Though Jocasta implores her husband to call off the investigation, Oedipus is paranoid to learn the truth. When Jocasta, who seems to sense the impending doom, realizes that Oedipus will keep probing, she is heartbroken and flees back into the palace.
Soon the old shepherd, the former servant to Laius, is seen approaching as beckoned. Though the old man wants to keep secret Oedipus' origin, he is finally forced to speak when the king threatens him with death. After he testifies, the mystery is finally solved-indeed this shepherd did pick up Oedipus as an infant. When questioned about where the baby came from, the shepherd admits that it was Jocasta who had given instructions for her child to be killed. She was afraid-frightening prophecies, he explains.
This causes Oedipus to speak this famous quote: O god-all come true, all burst to light! O light-now let me look my last on you! I stand revealed at last-cursed in my birth, cursed in marriage, cursed in the lives I cut down with these hands!

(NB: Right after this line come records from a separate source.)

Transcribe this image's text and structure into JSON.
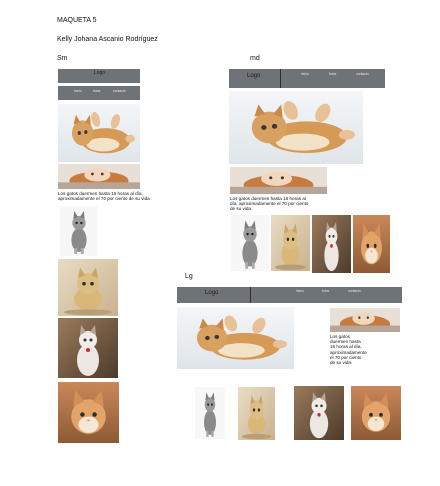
{
  "doc": {
    "title": "MAQUETA 5",
    "author": "Kelly Johana Ascanio Rodríguez",
    "label_sm": "Sm",
    "label_md": "md",
    "label_lg": "Lg"
  },
  "nav": {
    "logo": "Logo",
    "items": [
      "inicio",
      "fotos",
      "contacto"
    ]
  },
  "caption": "Los gatos duermen hasta 16 horas al día, aproximadamente el 70 por ciento de su vida.",
  "colors": {
    "nav_bar": "#6e7378",
    "accent_orange": "#d08a45"
  }
}
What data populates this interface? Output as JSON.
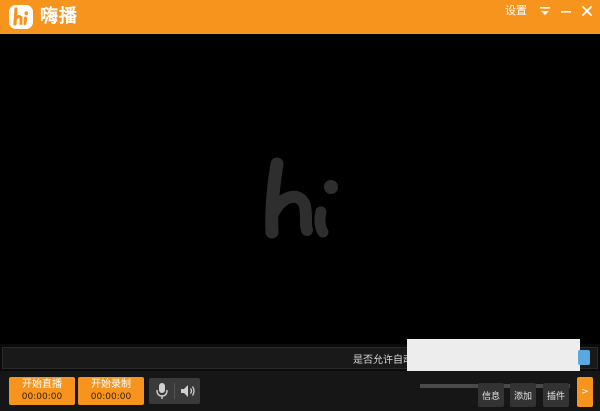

Soon the Chorus takes the stage, lamenting the tragic fate of their fallen king. Though they pity Oedipus, at the same time they realize that he has largely brought this agony upon himself. Though he cannot control his fate, his arrogant attitude and pompous actions seem at least to partially justify the internal torture he now feels.